Work order
Produce a copy of every line in the records that holds the string "contrib".
### Material provided ###
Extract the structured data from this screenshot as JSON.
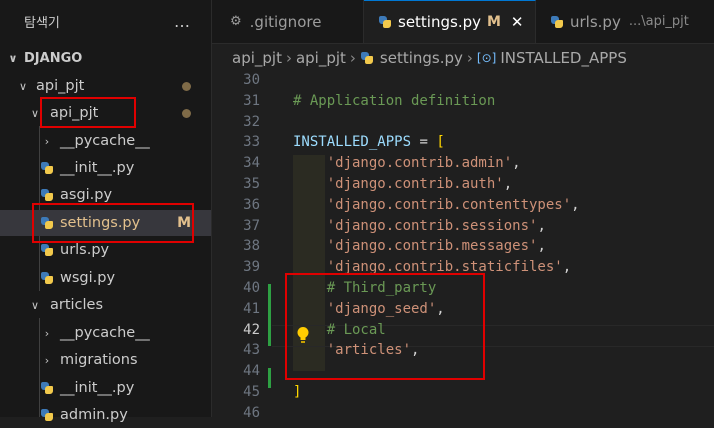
{
  "explorer": {
    "title": "탐색기",
    "more_icon": "…",
    "rows": [
      {
        "label": "DJANGO",
        "chevron": "∨"
      },
      {
        "label": "api_pjt",
        "chevron": "∨"
      },
      {
        "label": "api_pjt",
        "chevron": "∨"
      },
      {
        "label": "__pycache__",
        "chevron": "›"
      },
      {
        "label": "__init__.py"
      },
      {
        "label": "asgi.py"
      },
      {
        "label": "settings.py",
        "badge": "M"
      },
      {
        "label": "urls.py"
      },
      {
        "label": "wsgi.py"
      },
      {
        "label": "articles",
        "chevron": "∨"
      },
      {
        "label": "__pycache__",
        "chevron": "›"
      },
      {
        "label": "migrations",
        "chevron": "›"
      },
      {
        "label": "__init__.py"
      },
      {
        "label": "admin.py"
      }
    ]
  },
  "tabs": [
    {
      "label": ".gitignore",
      "icon": "gear-icon"
    },
    {
      "label": "settings.py",
      "modified": "M",
      "close": "✕",
      "icon": "python-icon"
    },
    {
      "label": "urls.py",
      "desc": "...\\api_pjt",
      "icon": "python-icon"
    }
  ],
  "breadcrumb": {
    "items": [
      "api_pjt",
      "api_pjt",
      "settings.py",
      "INSTALLED_APPS"
    ],
    "symbol": "[⊙]"
  },
  "code": {
    "lines": [
      {
        "n": "30",
        "tokens": []
      },
      {
        "n": "31",
        "tokens": [
          {
            "t": "cmt",
            "v": "# Application definition"
          }
        ]
      },
      {
        "n": "32",
        "tokens": []
      },
      {
        "n": "33",
        "tokens": [
          {
            "t": "id",
            "v": "INSTALLED_APPS"
          },
          {
            "t": "op",
            "v": " = "
          },
          {
            "t": "br",
            "v": "["
          }
        ]
      },
      {
        "n": "34",
        "tokens": [
          {
            "t": "op",
            "v": "    "
          },
          {
            "t": "str",
            "v": "'django.contrib.admin'"
          },
          {
            "t": "op",
            "v": ","
          }
        ]
      },
      {
        "n": "35",
        "tokens": [
          {
            "t": "op",
            "v": "    "
          },
          {
            "t": "str",
            "v": "'django.contrib.auth'"
          },
          {
            "t": "op",
            "v": ","
          }
        ]
      },
      {
        "n": "36",
        "tokens": [
          {
            "t": "op",
            "v": "    "
          },
          {
            "t": "str",
            "v": "'django.contrib.contenttypes'"
          },
          {
            "t": "op",
            "v": ","
          }
        ]
      },
      {
        "n": "37",
        "tokens": [
          {
            "t": "op",
            "v": "    "
          },
          {
            "t": "str",
            "v": "'django.contrib.sessions'"
          },
          {
            "t": "op",
            "v": ","
          }
        ]
      },
      {
        "n": "38",
        "tokens": [
          {
            "t": "op",
            "v": "    "
          },
          {
            "t": "str",
            "v": "'django.contrib.messages'"
          },
          {
            "t": "op",
            "v": ","
          }
        ]
      },
      {
        "n": "39",
        "tokens": [
          {
            "t": "op",
            "v": "    "
          },
          {
            "t": "str",
            "v": "'django.contrib.staticfiles'"
          },
          {
            "t": "op",
            "v": ","
          }
        ]
      },
      {
        "n": "40",
        "tokens": [
          {
            "t": "op",
            "v": "    "
          },
          {
            "t": "cmt",
            "v": "# Third_party"
          }
        ]
      },
      {
        "n": "41",
        "tokens": [
          {
            "t": "op",
            "v": "    "
          },
          {
            "t": "str",
            "v": "'django_seed'"
          },
          {
            "t": "op",
            "v": ","
          }
        ]
      },
      {
        "n": "42",
        "tokens": [
          {
            "t": "op",
            "v": "    "
          },
          {
            "t": "cmt",
            "v": "# Local"
          }
        ]
      },
      {
        "n": "43",
        "tokens": [
          {
            "t": "op",
            "v": "    "
          },
          {
            "t": "str",
            "v": "'articles'"
          },
          {
            "t": "op",
            "v": ","
          }
        ]
      },
      {
        "n": "44",
        "tokens": []
      },
      {
        "n": "45",
        "tokens": [
          {
            "t": "br",
            "v": "]"
          }
        ]
      },
      {
        "n": "46",
        "tokens": []
      }
    ]
  }
}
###
Written answer
            "v": "'django.contrib.admin'"
            "v": "'django.contrib.auth'"
            "v": "'django.contrib.contenttypes'"
            "v": "'django.contrib.sessions'"
            "v": "'django.contrib.messages'"
            "v": "'django.contrib.staticfiles'"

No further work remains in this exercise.